I meant to add if you cut a new key you really added a lot of timing.
At about 1 deg per .006 you do the math lol.
You should get a timing light on there and see where you really are.
Also watch your head and exhaust gas temperature.
You may not hear the ping ( I have hearing loss ) but you will see the effects of too much timing as a drop in EG temp and increase in head temp.
There comes a point where the improvement drops off with more timing and you start to drop back.
But you won't appreciate it until you careful plot this out in fuel burn and power output.
A point comes when you are causing pressure spikes that are doing harm to the internal parts even though your real power is higher than you were with retarded timing.
I am going out on limb since we don;t have any tables and test data, but 30 deg advanced is as much as I am comfortable with suggesting as a maximum.
That's a .060 slice off a stock key and you have exceeded that by a lot.
One thing I noticed is you can never be sure where the starting point is.
Some clones are so out of the ball park they start life well under 20 ( for NOX maybe? or just sloppy tolerances I don't know )
Need a timing light.
The ignitions on these engines are very very stable.
Once you have a found TDC and back marked your flywheel ( or pulley what ever you are using its easy to see even with cheap Chinese timing light )
This Clone is set at 25 before TDC and runs just under 10:1 compression on pump gas ( this is a stock GX200 with the flywheel and head off a 160. The 160 flywheel is broached for 25 with the stock key so its a bolt on trick for more timing. It burns 91 premium ).

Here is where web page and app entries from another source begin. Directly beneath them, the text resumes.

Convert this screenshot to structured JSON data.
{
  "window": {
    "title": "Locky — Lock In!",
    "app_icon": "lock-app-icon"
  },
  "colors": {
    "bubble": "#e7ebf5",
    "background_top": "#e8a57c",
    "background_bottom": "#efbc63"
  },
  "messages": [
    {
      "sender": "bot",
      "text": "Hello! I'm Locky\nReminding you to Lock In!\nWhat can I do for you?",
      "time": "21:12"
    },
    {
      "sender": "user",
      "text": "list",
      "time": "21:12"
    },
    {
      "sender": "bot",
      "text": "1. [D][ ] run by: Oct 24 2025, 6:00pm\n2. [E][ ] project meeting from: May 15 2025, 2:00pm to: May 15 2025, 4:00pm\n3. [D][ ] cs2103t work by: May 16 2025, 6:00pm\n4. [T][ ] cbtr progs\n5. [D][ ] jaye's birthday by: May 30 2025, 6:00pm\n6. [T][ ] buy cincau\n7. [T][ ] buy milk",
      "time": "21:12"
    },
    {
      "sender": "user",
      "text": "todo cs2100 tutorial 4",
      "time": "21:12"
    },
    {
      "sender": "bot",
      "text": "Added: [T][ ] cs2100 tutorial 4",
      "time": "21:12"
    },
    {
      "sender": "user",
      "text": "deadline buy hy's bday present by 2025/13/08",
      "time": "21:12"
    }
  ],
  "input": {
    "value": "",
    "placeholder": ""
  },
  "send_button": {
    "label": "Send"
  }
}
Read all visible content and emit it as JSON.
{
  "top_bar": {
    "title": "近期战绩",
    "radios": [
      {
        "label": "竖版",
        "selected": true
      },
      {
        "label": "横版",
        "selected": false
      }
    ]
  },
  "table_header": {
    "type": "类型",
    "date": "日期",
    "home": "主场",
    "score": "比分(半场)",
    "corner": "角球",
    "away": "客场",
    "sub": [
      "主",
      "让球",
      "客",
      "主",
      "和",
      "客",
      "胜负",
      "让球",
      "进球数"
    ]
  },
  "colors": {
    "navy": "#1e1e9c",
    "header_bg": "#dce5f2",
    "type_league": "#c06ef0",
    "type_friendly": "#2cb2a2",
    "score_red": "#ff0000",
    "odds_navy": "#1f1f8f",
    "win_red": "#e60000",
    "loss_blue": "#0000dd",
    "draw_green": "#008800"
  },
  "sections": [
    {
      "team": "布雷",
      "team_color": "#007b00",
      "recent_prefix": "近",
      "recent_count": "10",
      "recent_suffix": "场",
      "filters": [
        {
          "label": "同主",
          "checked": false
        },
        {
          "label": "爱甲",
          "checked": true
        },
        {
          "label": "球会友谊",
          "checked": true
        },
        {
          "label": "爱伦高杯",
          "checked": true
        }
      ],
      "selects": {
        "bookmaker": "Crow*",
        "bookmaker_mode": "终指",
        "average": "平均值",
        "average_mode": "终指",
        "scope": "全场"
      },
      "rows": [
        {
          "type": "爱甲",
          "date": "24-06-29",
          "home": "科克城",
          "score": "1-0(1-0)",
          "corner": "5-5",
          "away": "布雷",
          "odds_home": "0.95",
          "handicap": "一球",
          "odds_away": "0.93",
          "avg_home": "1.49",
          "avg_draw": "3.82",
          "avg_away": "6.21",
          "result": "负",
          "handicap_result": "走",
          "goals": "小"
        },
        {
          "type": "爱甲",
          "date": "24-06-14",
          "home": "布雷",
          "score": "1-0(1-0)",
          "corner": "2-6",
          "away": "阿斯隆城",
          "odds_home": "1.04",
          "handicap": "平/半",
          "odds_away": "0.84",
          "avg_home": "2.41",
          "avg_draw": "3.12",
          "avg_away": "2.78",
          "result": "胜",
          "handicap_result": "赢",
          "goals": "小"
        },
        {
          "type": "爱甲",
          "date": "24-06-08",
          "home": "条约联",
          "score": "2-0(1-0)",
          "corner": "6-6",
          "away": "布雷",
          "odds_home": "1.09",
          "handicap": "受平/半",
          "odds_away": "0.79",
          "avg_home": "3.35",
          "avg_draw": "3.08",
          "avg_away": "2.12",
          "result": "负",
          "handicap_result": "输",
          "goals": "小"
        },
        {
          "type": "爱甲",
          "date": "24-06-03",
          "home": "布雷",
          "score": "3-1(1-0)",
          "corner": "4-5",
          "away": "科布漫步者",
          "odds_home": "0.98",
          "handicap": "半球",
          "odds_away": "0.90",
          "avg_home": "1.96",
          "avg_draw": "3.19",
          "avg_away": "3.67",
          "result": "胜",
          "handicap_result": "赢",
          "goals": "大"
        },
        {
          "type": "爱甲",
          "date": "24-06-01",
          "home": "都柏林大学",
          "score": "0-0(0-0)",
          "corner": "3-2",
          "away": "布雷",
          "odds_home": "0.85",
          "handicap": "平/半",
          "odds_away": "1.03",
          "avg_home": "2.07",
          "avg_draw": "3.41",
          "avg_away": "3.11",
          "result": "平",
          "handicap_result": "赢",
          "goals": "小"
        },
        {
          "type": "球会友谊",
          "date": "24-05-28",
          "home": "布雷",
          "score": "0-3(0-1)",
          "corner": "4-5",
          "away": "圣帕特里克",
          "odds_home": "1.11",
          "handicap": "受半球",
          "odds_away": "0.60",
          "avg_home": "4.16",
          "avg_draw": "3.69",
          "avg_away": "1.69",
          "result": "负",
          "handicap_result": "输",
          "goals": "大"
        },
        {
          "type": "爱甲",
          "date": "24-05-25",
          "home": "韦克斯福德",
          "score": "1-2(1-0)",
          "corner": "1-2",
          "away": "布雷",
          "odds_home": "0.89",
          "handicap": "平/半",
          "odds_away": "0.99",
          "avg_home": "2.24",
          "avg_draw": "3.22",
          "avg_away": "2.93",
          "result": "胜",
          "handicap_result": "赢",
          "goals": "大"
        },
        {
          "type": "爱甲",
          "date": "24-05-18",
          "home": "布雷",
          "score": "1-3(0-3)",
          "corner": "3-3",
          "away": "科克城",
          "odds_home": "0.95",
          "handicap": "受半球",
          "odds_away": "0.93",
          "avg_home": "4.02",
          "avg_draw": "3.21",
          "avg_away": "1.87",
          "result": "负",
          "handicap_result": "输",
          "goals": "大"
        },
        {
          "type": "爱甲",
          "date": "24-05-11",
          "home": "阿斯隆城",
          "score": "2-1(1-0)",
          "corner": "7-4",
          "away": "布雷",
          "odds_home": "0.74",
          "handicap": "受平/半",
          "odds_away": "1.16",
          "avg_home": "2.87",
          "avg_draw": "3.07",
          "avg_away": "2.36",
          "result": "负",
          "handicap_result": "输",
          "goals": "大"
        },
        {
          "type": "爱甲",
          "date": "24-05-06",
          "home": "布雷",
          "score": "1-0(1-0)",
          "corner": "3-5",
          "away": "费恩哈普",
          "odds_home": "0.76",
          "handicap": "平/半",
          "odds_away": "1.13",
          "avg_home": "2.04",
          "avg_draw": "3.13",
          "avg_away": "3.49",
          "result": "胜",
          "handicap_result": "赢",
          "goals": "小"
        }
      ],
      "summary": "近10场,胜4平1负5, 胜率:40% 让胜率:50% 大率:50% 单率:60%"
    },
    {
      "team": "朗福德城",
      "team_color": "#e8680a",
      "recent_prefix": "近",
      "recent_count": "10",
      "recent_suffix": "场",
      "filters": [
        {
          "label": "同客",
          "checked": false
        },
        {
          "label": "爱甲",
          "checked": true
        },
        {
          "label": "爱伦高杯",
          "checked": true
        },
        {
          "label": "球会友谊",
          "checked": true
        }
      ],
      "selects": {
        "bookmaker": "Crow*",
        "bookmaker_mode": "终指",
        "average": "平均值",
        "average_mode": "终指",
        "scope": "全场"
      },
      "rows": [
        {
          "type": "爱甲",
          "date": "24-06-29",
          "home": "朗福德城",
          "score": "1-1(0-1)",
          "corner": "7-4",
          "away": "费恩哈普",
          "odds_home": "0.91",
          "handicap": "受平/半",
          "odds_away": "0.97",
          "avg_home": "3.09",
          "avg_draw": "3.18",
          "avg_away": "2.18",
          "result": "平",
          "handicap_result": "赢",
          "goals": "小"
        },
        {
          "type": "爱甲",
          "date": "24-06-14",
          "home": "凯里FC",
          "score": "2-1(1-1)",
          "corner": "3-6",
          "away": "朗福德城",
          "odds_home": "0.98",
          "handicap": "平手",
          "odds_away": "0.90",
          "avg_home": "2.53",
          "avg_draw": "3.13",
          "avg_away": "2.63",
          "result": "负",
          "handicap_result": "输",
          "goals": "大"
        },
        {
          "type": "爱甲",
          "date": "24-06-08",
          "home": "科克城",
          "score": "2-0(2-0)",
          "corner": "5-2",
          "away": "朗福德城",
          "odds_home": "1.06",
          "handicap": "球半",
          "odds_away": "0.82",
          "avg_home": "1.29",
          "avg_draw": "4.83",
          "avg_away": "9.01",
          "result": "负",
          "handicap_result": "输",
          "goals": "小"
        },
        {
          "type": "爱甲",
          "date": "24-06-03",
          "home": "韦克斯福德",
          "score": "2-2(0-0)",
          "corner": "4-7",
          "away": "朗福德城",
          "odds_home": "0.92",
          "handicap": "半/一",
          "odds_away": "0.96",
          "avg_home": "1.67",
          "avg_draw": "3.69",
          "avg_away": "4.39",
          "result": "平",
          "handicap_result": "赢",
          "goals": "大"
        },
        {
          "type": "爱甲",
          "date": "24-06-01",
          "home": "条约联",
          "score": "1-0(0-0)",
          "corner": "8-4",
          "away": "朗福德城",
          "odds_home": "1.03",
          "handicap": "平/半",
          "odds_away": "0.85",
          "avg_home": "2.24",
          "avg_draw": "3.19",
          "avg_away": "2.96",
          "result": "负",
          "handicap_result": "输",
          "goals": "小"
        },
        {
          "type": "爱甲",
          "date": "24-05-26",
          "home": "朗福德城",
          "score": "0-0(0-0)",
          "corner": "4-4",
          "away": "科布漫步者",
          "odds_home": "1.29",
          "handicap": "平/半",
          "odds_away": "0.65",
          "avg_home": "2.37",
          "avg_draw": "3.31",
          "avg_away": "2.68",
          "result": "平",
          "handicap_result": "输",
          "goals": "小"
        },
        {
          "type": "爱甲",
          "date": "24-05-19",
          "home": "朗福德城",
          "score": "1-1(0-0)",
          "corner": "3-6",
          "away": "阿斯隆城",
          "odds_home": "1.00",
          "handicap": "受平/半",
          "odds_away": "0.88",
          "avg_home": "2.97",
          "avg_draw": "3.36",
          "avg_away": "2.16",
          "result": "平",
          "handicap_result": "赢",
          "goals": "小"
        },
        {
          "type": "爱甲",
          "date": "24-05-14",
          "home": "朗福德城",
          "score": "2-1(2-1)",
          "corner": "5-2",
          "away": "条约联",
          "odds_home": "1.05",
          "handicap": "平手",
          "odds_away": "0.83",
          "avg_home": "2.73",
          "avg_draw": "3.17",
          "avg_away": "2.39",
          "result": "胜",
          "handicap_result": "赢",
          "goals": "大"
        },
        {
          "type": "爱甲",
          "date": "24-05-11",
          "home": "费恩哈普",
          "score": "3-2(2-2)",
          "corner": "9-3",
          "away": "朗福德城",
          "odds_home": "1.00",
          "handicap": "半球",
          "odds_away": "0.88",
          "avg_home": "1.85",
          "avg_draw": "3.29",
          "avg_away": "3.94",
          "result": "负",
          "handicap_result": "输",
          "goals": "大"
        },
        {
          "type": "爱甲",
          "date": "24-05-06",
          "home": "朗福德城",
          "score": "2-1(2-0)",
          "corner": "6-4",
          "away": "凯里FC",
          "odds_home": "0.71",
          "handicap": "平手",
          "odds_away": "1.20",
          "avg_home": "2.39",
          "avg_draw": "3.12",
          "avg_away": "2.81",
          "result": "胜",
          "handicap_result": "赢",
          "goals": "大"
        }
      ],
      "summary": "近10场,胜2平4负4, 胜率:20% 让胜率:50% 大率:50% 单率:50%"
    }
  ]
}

Now see how easy that pull starts, you should be able to get to 25 and still pull start.
But if you increase compression you will need less timing.
Your looking at the grub screw holding the pulley.
I can not see what engine that is.
But its big block.
I know they share a lot of parts and a stock head from a stable mate may fit that block and it may give you a compression boost.
I know you can use a 390 head on the larger Chinese 420 and 440 motors and get a compression increase of about 10:1.
If I was going to rebuild a generator specific for Gen gas I would look real hard at that option.
10:1 is a magic number it still pull starts, timing requirements are less and stock internal parts still work as long as you do not over speed them